* _Task requirements_
Could you repeat the records shown below exactly as written?

*** Opening Raw data ***

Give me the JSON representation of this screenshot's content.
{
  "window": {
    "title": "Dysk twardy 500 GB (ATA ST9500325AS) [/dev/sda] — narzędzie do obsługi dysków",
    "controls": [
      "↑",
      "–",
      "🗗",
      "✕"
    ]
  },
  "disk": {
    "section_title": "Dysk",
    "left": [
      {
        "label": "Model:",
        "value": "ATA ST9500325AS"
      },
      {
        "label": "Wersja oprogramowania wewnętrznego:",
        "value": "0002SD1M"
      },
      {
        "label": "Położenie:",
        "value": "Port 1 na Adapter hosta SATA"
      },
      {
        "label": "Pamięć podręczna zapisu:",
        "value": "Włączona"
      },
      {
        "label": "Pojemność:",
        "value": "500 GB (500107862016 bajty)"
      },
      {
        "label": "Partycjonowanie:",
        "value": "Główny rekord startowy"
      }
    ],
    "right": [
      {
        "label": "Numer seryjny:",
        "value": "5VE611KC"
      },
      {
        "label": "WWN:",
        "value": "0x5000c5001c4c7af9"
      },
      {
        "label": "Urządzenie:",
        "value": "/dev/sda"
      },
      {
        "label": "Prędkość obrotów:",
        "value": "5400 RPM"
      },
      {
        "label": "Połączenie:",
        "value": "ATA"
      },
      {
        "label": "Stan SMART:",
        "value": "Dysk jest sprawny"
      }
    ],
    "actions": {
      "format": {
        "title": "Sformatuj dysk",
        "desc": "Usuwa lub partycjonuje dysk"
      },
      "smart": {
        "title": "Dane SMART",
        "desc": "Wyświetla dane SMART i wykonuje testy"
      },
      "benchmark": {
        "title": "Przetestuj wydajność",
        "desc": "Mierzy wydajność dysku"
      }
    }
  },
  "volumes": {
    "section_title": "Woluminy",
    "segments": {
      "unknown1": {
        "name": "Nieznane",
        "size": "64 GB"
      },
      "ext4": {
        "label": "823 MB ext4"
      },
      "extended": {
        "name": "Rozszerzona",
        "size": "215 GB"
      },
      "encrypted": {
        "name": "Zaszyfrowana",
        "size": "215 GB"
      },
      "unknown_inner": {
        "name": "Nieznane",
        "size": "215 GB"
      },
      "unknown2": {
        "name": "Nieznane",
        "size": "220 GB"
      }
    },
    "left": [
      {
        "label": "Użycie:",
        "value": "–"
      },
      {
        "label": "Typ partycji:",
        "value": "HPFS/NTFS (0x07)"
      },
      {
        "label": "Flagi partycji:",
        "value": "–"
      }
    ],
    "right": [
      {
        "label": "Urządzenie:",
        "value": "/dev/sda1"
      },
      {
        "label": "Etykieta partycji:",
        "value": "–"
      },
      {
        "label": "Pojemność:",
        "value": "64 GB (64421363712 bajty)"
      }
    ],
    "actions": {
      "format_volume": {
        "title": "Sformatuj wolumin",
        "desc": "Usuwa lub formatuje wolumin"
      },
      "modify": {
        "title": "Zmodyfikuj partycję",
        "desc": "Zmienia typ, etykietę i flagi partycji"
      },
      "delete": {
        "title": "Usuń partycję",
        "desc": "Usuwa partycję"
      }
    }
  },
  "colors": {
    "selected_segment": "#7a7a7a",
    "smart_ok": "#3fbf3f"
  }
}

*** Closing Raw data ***

* _Expected answer_
Give me the JSON representation of this screenshot's content.
{
  "window": {
    "title": "Dysk twardy 500 GB (ATA ST9500325AS) [/dev/sda] — narzędzie do obsługi dysków",
    "controls": [
      "↑",
      "–",
      "🗗",
      "✕"
    ]
  },
  "disk": {
    "section_title": "Dysk",
    "left": [
      {
        "label": "Model:",
        "value": "ATA ST9500325AS"
      },
      {
        "label": "Wersja oprogramowania wewnętrznego:",
        "value": "0002SD1M"
      },
      {
        "label": "Położenie:",
        "value": "Port 1 na Adapter hosta SATA"
      },
      {
        "label": "Pamięć podręczna zapisu:",
        "value": "Włączona"
      },
      {
        "label": "Pojemność:",
        "value": "500 GB (500107862016 bajty)"
      },
      {
        "label": "Partycjonowanie:",
        "value": "Główny rekord startowy"
      }
    ],
    "right": [
      {
        "label": "Numer seryjny:",
        "value": "5VE611KC"
      },
      {
        "label": "WWN:",
        "value": "0x5000c5001c4c7af9"
      },
      {
        "label": "Urządzenie:",
        "value": "/dev/sda"
      },
      {
        "label": "Prędkość obrotów:",
        "value": "5400 RPM"
      },
      {
        "label": "Połączenie:",
        "value": "ATA"
      },
      {
        "label": "Stan SMART:",
        "value": "Dysk jest sprawny"
      }
    ],
    "actions": {
      "format": {
        "title": "Sformatuj dysk",
        "desc": "Usuwa lub partycjonuje dysk"
      },
      "smart": {
        "title": "Dane SMART",
        "desc": "Wyświetla dane SMART i wykonuje testy"
      },
      "benchmark": {
        "title": "Przetestuj wydajność",
        "desc": "Mierzy wydajność dysku"
      }
    }
  },
  "volumes": {
    "section_title": "Woluminy",
    "segments": {
      "unknown1": {
        "name": "Nieznane",
        "size": "64 GB"
      },
      "ext4": {
        "label": "823 MB ext4"
      },
      "extended": {
        "name": "Rozszerzona",
        "size": "215 GB"
      },
      "encrypted": {
        "name": "Zaszyfrowana",
        "size": "215 GB"
      },
      "unknown_inner": {
        "name": "Nieznane",
        "size": "215 GB"
      },
      "unknown2": {
        "name": "Nieznane",
        "size": "220 GB"
      }
    },
    "left": [
      {
        "label": "Użycie:",
        "value": "–"
      },
      {
        "label": "Typ partycji:",
        "value": "HPFS/NTFS (0x07)"
      },
      {
        "label": "Flagi partycji:",
        "value": "–"
      }
    ],
    "right": [
      {
        "label": "Urządzenie:",
        "value": "/dev/sda1"
      },
      {
        "label": "Etykieta partycji:",
        "value": "–"
      },
      {
        "label": "Pojemność:",
        "value": "64 GB (64421363712 bajty)"
      }
    ],
    "actions": {
      "format_volume": {
        "title": "Sformatuj wolumin",
        "desc": "Usuwa lub formatuje wolumin"
      },
      "modify": {
        "title": "Zmodyfikuj partycję",
        "desc": "Zmienia typ, etykietę i flagi partycji"
      },
      "delete": {
        "title": "Usuń partycję",
        "desc": "Usuwa partycję"
      }
    }
  },
  "colors": {
    "selected_segment": "#7a7a7a",
    "smart_ok": "#3fbf3f"
  }
}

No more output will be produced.